BEGIN Records for this exercise

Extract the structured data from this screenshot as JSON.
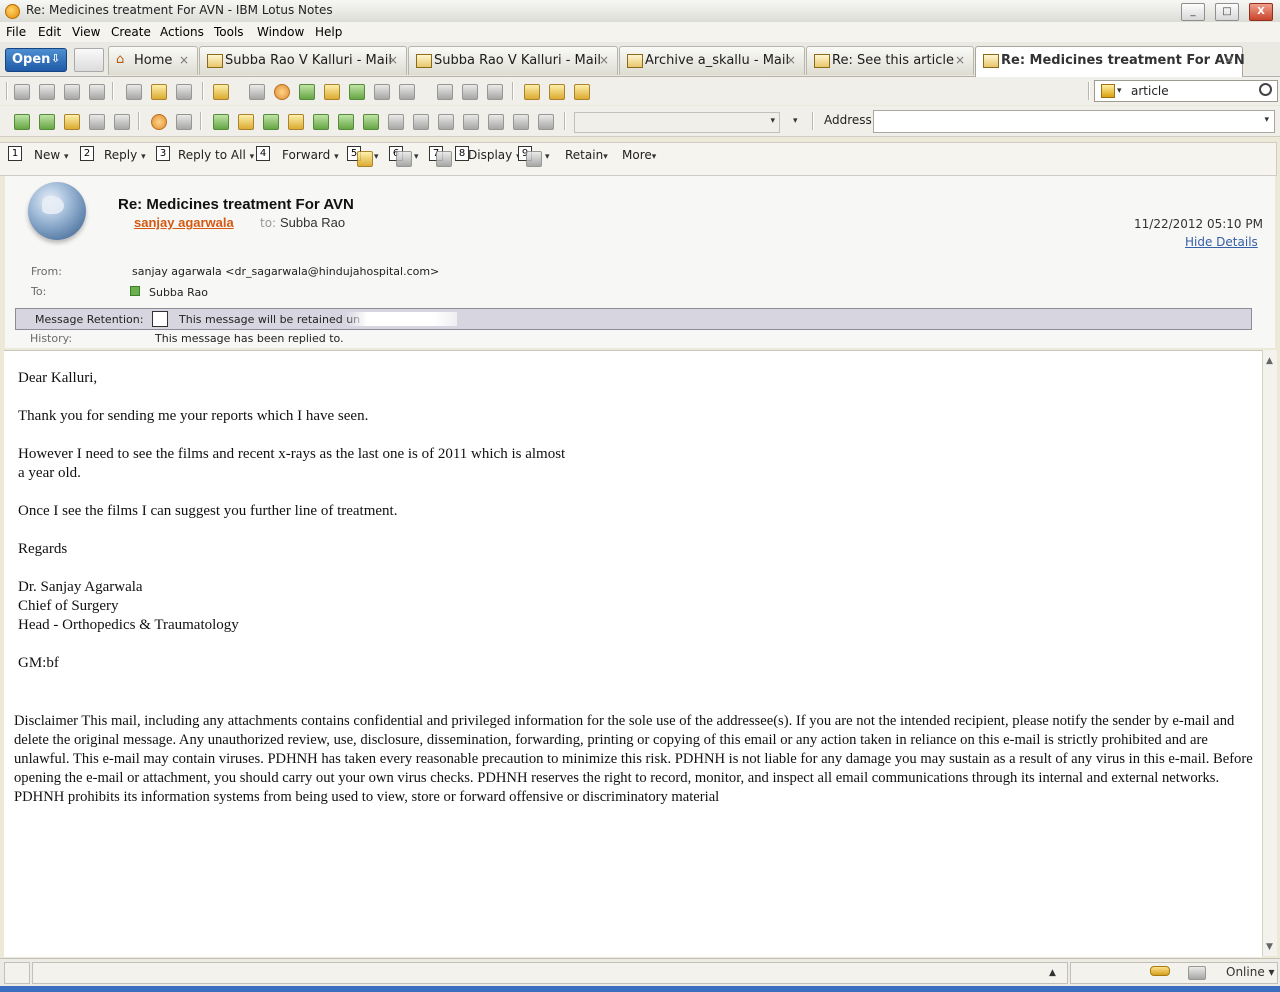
{
  "window": {
    "title": "Re: Medicines treatment  For AVN - IBM Lotus Notes",
    "minimize_label": "_",
    "maximize_label": "□",
    "close_label": "X"
  },
  "menu": [
    "File",
    "Edit",
    "View",
    "Create",
    "Actions",
    "Tools",
    "Window",
    "Help"
  ],
  "tabs": {
    "open_label": "Open",
    "items": [
      {
        "label": "Home",
        "icon": "home-icon"
      },
      {
        "label": "Subba Rao V Kalluri - Mail",
        "icon": "mail-icon"
      },
      {
        "label": "Subba Rao V Kalluri - Mail",
        "icon": "mail-icon"
      },
      {
        "label": "Archive a_skallu - Mail",
        "icon": "mail-icon"
      },
      {
        "label": "Re: See this article",
        "icon": "document-icon"
      },
      {
        "label": "Re: Medicines treatment  For AVN",
        "icon": "document-icon"
      }
    ],
    "close_glyph": "×"
  },
  "search": {
    "value": "article"
  },
  "address": {
    "label": "Address",
    "value": ""
  },
  "actions": {
    "keytips": [
      "1",
      "2",
      "3",
      "4",
      "5",
      "6",
      "7",
      "8",
      "9"
    ],
    "new": "New",
    "reply": "Reply",
    "reply_all": "Reply to All",
    "forward": "Forward",
    "display": "Display",
    "retain": "Retain",
    "more": "More"
  },
  "message": {
    "subject": "Re: Medicines treatment  For AVN",
    "sender": "sanjay agarwala",
    "to_label": "to:",
    "to_name": "Subba Rao",
    "datetime": "11/22/2012 05:10 PM",
    "hide_details": "Hide Details",
    "from_label": "From:",
    "from_value": "sanjay agarwala <dr_sagarwala@hindujahospital.com>",
    "to_field_label": "To:",
    "to_field_value": "Subba Rao",
    "retention_label": "Message Retention:",
    "retention_value": "This message will be retained un",
    "history_label": "History:",
    "history_value": "This message has been replied to."
  },
  "body": {
    "greeting": "Dear Kalluri,",
    "p1": "Thank you for sending me your reports which I have seen.",
    "p2a": "However I need to see the films and recent x-rays as the last one is of 2011 which is almost",
    "p2b": "a year old.",
    "p3": "Once I see the films I can suggest you further line of treatment.",
    "regards": "Regards",
    "sig1": "Dr. Sanjay Agarwala",
    "sig2": "Chief of Surgery",
    "sig3": "Head - Orthopedics & Traumatology",
    "initials": "GM:bf",
    "disclaimer": "Disclaimer This mail, including any attachments contains confidential and privileged information for the sole use of the addressee(s). If you are not the intended recipient, please notify the sender by e-mail and delete the original message. Any unauthorized review, use, disclosure, dissemination, forwarding, printing or copying of this email or any action taken in reliance on this e-mail is strictly prohibited and are unlawful. This e-mail may contain viruses. PDHNH has taken every reasonable precaution to minimize this risk. PDHNH is not liable for any damage you may sustain as a result of any virus in this e-mail. Before opening the e-mail or attachment, you should carry out your own virus checks. PDHNH reserves the right to record, monitor, and inspect all email communications through its internal and external networks. PDHNH prohibits its information systems from being used to view, store or forward offensive or discriminatory material"
  },
  "status": {
    "online": "Online ▾"
  }
}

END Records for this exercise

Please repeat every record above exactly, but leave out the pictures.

■ Solution ■
Extract the structured data from this screenshot as JSON.
{
  "window": {
    "title": "Re: Medicines treatment  For AVN - IBM Lotus Notes",
    "minimize_label": "_",
    "maximize_label": "□",
    "close_label": "X"
  },
  "menu": [
    "File",
    "Edit",
    "View",
    "Create",
    "Actions",
    "Tools",
    "Window",
    "Help"
  ],
  "tabs": {
    "open_label": "Open",
    "items": [
      {
        "label": "Home",
        "icon": "home-icon"
      },
      {
        "label": "Subba Rao V Kalluri - Mail",
        "icon": "mail-icon"
      },
      {
        "label": "Subba Rao V Kalluri - Mail",
        "icon": "mail-icon"
      },
      {
        "label": "Archive a_skallu - Mail",
        "icon": "mail-icon"
      },
      {
        "label": "Re: See this article",
        "icon": "document-icon"
      },
      {
        "label": "Re: Medicines treatment  For AVN",
        "icon": "document-icon"
      }
    ],
    "close_glyph": "×"
  },
  "search": {
    "value": "article"
  },
  "address": {
    "label": "Address",
    "value": ""
  },
  "actions": {
    "keytips": [
      "1",
      "2",
      "3",
      "4",
      "5",
      "6",
      "7",
      "8",
      "9"
    ],
    "new": "New",
    "reply": "Reply",
    "reply_all": "Reply to All",
    "forward": "Forward",
    "display": "Display",
    "retain": "Retain",
    "more": "More"
  },
  "message": {
    "subject": "Re: Medicines treatment  For AVN",
    "sender": "sanjay agarwala",
    "to_label": "to:",
    "to_name": "Subba Rao",
    "datetime": "11/22/2012 05:10 PM",
    "hide_details": "Hide Details",
    "from_label": "From:",
    "from_value": "sanjay agarwala <dr_sagarwala@hindujahospital.com>",
    "to_field_label": "To:",
    "to_field_value": "Subba Rao",
    "retention_label": "Message Retention:",
    "retention_value": "This message will be retained un",
    "history_label": "History:",
    "history_value": "This message has been replied to."
  },
  "body": {
    "greeting": "Dear Kalluri,",
    "p1": "Thank you for sending me your reports which I have seen.",
    "p2a": "However I need to see the films and recent x-rays as the last one is of 2011 which is almost",
    "p2b": "a year old.",
    "p3": "Once I see the films I can suggest you further line of treatment.",
    "regards": "Regards",
    "sig1": "Dr. Sanjay Agarwala",
    "sig2": "Chief of Surgery",
    "sig3": "Head - Orthopedics & Traumatology",
    "initials": "GM:bf",
    "disclaimer": "Disclaimer This mail, including any attachments contains confidential and privileged information for the sole use of the addressee(s). If you are not the intended recipient, please notify the sender by e-mail and delete the original message. Any unauthorized review, use, disclosure, dissemination, forwarding, printing or copying of this email or any action taken in reliance on this e-mail is strictly prohibited and are unlawful. This e-mail may contain viruses. PDHNH has taken every reasonable precaution to minimize this risk. PDHNH is not liable for any damage you may sustain as a result of any virus in this e-mail. Before opening the e-mail or attachment, you should carry out your own virus checks. PDHNH reserves the right to record, monitor, and inspect all email communications through its internal and external networks. PDHNH prohibits its information systems from being used to view, store or forward offensive or discriminatory material"
  },
  "status": {
    "online": "Online ▾"
  }
}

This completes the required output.